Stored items
__________________________________________________
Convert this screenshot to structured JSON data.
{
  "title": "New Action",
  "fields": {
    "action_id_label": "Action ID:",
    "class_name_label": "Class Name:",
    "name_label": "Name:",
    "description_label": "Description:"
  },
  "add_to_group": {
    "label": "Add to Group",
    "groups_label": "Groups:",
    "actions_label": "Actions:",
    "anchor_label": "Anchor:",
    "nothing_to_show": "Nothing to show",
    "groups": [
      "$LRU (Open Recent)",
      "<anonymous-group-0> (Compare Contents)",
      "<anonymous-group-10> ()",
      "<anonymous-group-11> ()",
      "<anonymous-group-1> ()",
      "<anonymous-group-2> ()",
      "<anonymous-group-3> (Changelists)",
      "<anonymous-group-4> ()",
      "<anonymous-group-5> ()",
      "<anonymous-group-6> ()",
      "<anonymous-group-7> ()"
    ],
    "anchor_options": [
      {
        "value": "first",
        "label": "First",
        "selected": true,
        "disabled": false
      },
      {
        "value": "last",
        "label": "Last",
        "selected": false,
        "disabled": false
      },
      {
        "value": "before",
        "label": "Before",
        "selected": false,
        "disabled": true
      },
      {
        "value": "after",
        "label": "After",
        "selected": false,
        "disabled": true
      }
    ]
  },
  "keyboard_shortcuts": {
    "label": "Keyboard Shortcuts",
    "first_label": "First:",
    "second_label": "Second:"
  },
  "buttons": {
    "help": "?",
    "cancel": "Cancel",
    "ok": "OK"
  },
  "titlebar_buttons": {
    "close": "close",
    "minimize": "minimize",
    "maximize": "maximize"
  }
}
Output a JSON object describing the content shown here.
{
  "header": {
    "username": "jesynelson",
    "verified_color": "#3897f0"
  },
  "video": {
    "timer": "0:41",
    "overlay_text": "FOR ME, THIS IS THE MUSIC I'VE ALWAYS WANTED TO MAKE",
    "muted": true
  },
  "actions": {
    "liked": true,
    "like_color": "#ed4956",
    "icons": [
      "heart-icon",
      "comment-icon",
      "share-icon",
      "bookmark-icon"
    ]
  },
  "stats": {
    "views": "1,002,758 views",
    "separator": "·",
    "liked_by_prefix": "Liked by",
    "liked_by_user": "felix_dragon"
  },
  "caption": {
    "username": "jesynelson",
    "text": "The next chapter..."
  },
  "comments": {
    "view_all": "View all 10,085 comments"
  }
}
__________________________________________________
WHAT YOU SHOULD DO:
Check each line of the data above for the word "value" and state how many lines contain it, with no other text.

RESPONSE:
4